>>>>>

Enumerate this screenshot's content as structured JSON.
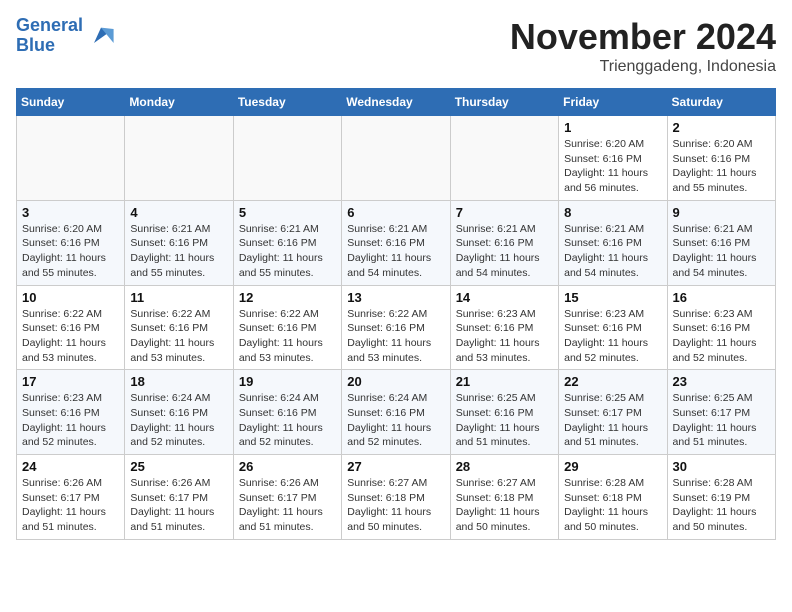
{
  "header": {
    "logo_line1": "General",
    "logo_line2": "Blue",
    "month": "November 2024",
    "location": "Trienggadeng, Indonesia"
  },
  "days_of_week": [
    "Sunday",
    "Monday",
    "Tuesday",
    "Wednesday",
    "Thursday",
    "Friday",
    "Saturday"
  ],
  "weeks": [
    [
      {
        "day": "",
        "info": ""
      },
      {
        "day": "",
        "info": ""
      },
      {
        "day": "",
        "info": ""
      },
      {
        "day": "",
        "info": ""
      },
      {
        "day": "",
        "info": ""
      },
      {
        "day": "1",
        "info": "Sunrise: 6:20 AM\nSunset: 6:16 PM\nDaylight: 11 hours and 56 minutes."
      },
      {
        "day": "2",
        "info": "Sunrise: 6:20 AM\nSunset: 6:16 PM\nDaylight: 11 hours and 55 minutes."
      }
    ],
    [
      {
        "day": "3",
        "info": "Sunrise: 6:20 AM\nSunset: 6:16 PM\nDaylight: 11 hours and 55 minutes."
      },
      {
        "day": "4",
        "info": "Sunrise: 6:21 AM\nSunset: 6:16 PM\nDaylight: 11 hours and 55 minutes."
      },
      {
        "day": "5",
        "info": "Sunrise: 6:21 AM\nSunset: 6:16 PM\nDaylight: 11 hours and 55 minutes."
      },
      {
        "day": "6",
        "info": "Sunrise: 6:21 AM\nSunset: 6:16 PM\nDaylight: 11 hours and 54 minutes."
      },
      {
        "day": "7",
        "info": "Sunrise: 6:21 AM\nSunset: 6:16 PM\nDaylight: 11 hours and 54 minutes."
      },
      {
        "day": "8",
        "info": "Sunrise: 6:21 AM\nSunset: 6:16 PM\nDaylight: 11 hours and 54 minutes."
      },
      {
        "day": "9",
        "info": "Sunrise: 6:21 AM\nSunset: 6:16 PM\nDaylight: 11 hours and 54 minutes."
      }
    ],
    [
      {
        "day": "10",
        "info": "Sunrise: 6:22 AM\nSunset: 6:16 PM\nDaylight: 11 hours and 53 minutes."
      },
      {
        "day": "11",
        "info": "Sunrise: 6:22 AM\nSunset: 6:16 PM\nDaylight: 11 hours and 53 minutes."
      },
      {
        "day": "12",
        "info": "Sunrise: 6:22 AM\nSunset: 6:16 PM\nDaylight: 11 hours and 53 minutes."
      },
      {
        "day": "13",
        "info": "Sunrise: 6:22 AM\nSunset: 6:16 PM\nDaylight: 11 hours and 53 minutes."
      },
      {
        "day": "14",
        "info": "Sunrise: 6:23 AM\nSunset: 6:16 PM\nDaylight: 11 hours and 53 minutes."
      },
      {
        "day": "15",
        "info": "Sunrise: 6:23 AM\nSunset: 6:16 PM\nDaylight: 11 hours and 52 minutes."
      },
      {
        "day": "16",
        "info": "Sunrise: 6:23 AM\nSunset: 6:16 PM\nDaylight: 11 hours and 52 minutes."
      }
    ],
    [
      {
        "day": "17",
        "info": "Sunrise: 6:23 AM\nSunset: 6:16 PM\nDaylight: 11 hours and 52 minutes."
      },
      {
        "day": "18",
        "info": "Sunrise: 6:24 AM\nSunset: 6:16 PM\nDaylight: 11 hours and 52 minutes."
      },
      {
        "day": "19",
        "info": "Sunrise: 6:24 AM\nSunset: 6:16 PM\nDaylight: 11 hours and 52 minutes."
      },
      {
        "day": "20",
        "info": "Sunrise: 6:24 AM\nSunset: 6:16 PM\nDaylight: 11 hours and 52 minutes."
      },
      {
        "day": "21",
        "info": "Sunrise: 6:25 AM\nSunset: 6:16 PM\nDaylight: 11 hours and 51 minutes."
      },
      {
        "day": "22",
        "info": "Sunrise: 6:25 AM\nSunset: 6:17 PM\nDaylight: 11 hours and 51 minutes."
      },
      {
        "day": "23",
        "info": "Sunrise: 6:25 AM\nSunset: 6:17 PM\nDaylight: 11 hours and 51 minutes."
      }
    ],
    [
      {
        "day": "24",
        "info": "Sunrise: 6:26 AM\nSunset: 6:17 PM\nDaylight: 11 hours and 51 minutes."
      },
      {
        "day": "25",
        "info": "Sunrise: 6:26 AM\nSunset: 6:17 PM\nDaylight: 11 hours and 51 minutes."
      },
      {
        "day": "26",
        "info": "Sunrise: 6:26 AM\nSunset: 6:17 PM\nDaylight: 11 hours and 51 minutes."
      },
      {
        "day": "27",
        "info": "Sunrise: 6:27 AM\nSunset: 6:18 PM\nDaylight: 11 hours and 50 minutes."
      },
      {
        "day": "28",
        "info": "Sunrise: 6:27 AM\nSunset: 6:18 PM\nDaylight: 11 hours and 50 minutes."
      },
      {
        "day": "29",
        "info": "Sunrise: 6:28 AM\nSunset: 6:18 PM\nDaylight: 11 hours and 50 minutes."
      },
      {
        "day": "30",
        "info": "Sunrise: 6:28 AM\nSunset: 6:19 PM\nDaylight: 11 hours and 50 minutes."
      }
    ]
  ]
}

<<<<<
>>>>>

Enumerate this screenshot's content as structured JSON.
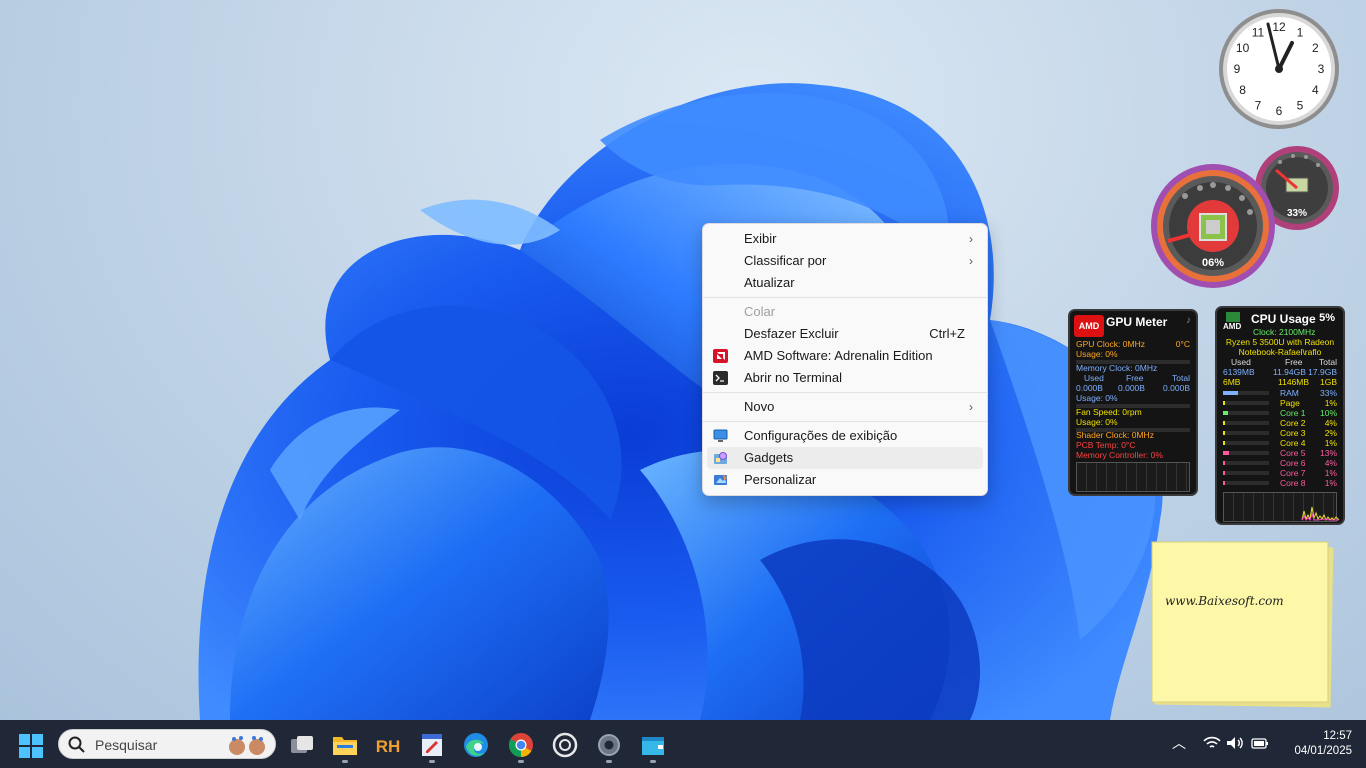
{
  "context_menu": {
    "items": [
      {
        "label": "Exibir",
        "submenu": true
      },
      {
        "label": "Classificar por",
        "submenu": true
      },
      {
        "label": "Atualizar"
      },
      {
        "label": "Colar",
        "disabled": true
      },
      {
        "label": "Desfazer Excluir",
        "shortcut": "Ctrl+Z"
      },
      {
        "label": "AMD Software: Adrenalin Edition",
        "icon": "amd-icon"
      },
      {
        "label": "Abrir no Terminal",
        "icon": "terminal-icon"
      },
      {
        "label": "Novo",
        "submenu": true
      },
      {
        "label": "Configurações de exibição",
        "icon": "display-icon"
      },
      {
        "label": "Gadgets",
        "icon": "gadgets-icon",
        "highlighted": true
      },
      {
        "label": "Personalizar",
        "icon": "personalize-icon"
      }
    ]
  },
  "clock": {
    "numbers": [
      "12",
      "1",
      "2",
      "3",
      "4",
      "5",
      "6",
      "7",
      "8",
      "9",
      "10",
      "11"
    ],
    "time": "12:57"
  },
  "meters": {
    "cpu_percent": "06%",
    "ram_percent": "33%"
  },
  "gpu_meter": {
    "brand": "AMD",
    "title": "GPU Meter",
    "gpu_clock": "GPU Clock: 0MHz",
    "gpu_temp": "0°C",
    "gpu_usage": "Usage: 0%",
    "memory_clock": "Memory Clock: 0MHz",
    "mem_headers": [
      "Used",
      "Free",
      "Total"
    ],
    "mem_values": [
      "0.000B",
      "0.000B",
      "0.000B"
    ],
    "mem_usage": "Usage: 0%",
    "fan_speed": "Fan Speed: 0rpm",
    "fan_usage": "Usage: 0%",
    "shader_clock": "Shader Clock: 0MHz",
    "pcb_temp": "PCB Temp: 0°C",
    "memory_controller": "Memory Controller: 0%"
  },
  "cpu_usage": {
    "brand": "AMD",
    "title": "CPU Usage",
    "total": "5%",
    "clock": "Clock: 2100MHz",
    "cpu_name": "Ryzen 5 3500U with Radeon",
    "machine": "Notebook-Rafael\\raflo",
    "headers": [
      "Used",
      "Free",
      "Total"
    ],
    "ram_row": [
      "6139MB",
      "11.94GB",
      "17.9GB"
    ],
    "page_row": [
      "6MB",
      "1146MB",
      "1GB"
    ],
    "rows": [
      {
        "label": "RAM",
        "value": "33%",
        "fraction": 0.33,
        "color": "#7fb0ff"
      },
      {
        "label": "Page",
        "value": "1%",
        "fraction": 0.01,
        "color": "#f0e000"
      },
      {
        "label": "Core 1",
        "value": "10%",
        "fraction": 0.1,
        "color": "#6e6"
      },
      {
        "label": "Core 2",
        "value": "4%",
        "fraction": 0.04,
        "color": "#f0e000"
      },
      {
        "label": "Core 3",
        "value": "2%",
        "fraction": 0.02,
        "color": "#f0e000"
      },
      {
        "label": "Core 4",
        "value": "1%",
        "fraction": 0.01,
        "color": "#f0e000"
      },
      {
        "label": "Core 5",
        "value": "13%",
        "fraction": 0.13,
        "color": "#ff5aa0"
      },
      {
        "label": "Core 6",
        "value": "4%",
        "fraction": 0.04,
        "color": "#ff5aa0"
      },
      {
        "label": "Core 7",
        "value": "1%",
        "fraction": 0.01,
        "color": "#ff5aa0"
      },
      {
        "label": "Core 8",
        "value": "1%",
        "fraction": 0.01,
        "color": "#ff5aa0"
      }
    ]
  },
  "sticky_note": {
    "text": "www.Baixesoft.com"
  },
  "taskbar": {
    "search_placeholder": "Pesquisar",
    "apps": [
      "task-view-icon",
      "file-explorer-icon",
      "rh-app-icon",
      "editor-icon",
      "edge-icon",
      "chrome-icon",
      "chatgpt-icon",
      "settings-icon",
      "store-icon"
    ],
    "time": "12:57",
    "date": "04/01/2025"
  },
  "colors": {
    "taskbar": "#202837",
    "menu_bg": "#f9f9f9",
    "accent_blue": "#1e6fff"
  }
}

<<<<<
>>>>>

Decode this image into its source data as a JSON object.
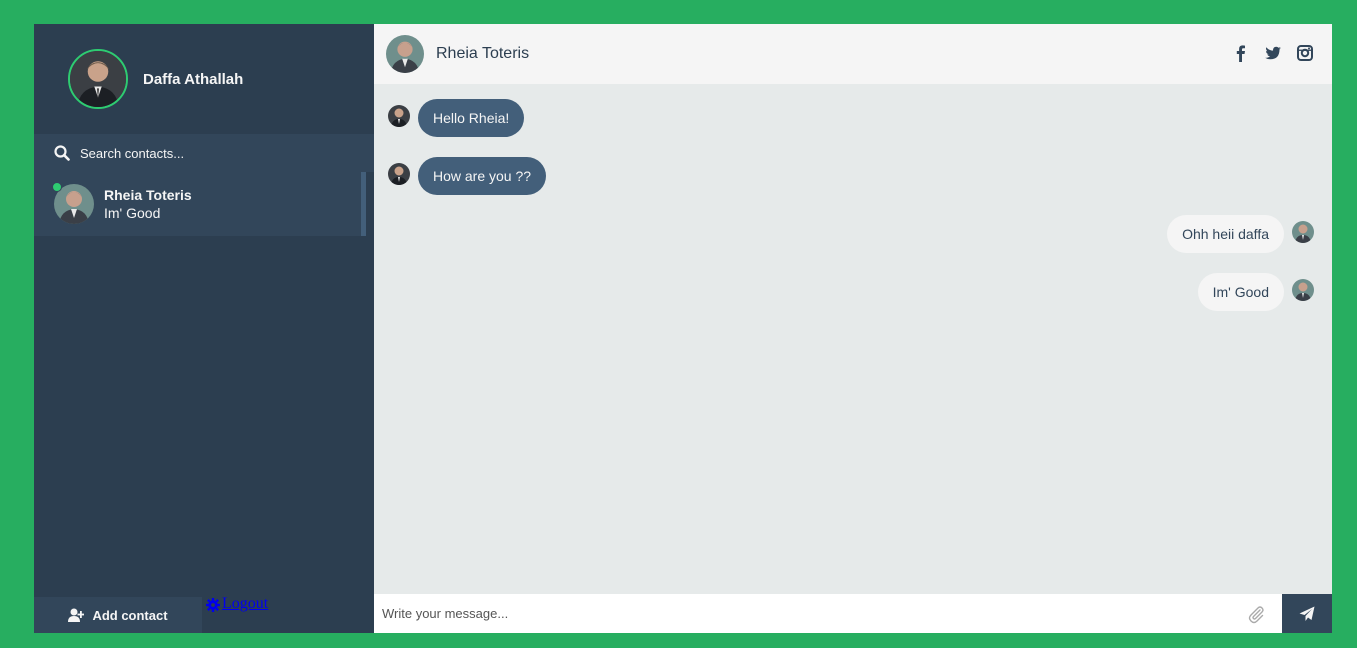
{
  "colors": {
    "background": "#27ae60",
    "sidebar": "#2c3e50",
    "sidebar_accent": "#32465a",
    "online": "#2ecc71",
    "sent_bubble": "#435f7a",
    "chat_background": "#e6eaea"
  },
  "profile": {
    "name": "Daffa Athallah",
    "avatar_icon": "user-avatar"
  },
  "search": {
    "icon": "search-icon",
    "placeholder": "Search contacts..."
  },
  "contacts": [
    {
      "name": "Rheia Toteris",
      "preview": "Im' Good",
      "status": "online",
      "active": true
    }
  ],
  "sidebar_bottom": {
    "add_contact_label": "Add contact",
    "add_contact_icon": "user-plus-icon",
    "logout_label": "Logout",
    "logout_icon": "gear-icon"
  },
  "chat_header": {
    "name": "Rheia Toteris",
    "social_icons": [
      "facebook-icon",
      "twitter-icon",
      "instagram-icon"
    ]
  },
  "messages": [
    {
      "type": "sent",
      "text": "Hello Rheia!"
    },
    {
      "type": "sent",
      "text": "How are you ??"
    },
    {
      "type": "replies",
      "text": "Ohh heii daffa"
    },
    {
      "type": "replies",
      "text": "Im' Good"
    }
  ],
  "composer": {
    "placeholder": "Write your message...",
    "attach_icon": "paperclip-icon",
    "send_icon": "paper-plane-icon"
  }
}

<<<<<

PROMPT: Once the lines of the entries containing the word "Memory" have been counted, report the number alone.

SOLUTION: 2